Following on from my previous post about Agatha Christie’s social commentary, and at the subsequent recommendation of a friend and now ex-colleague, I delved into the 1920s upper-class world of Bertie Wooster.
And what a world it is.
Stephen Fry, on the back cover of my copy of The Inimitable Jeeves, describes it as ‘sunlit perfection’; on the inside cover, Marian Keyes heralds it a ‘far, far nicer’ world than the one we live in; and, although I can’t quote her directly, the lovely shop assistant in Waterstones was, it’s safe to say, equally as gushing. All in all, the general consensus seems to be that inside the pages of a Wodehouse novel is a pretty special place to be. And I can’t help but agree.
For starters, you simply cannot help but like the characters. Wooster, for example, in another guise could be quite repugnant: a work-shy member of the elite whose social and financial privilege means he can lead a life of absurdly vacuous luxury. Yet, in Wodehouse’s hands, he is a delightful narrator: he bumbles harmlessly along shouting ‘what ho!’ every few minutes, pouring money into his friends’ hair-brained schemes, and rashly adorning himself in outlandish cummerbunds and risqué spats.
His valet, Jeeves (who, incidentally, was not a fan of the spats. Or the cummerbund, for that matter) is a whole different kettle of fish: shrewd, intelligent, and logical, he aids Bertie and his hapless friends (particularly Bingo Little, who excels in haplessness) as they inevitably get themselves into scrape after scrape. His propensity for solving problems is legendary. Inimitable, indeed.
This reversal of the social stereotypes – Jeeves, though presumably of a lower class, is superior to Wooster in intellect and eloquence (and, I suspect, sartorial elegance) – makes gentle mockery of a class system that is uniquely British and undoubtedly insane. After all, why should folk who rely on patronage from rich family members and fill their days lunching in exclusive gentlemen’s clubs be considered better? Or cleverer?
But Wodehouse’s mockery is gentle. He doesn’t want – it seems to me – his audience to loathe Wooster. The latter’s genial manner and willingness to help out a friend in need (however futile his efforts) is testament to that. Instead, he wants us to laugh. He wants us to laugh with Wooster, and sometimes at him as the symbol of an outdated and irrelevant system that he is, but never, I would argue, does Wodehouse want us to laugh cruelly, because, Bertie Wooster, with his ‘what the dickens?’ and his ‘right-o old thing’, is purposely inoffensive and charmingly eccentric.

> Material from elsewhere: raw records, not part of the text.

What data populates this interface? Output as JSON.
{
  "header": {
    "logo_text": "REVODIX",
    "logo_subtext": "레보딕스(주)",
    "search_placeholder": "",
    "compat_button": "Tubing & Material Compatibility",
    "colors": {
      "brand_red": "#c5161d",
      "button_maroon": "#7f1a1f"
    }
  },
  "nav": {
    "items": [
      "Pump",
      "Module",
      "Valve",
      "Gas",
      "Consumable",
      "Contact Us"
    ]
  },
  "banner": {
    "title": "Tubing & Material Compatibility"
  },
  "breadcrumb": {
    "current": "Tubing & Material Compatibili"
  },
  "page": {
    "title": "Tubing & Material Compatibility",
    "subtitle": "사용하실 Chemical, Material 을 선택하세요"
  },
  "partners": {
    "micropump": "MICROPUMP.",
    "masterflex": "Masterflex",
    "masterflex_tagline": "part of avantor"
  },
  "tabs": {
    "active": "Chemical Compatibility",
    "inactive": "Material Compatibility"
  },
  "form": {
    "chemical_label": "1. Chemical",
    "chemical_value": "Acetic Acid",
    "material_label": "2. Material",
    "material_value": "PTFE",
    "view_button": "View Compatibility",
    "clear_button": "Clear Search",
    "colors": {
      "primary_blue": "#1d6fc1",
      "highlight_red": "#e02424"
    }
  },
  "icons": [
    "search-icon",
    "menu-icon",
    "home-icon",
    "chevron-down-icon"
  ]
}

Both this eccentricity, and the subtle self-satire that permeates The Inimitable Jeeves are unmistakably British traits. Danny Boyle demonstrated these traits in his opening ceremony for the London Olympics, and Boris Johnson has made a political career out of them. Wodehouse, though, is the master. He makes an ugly face of our social history – the prevalence of a ruling elite – seem silly. He makes class an irrelevance, and, as Mr Fry so aptly put it, he makes the world seem like a sunnier place.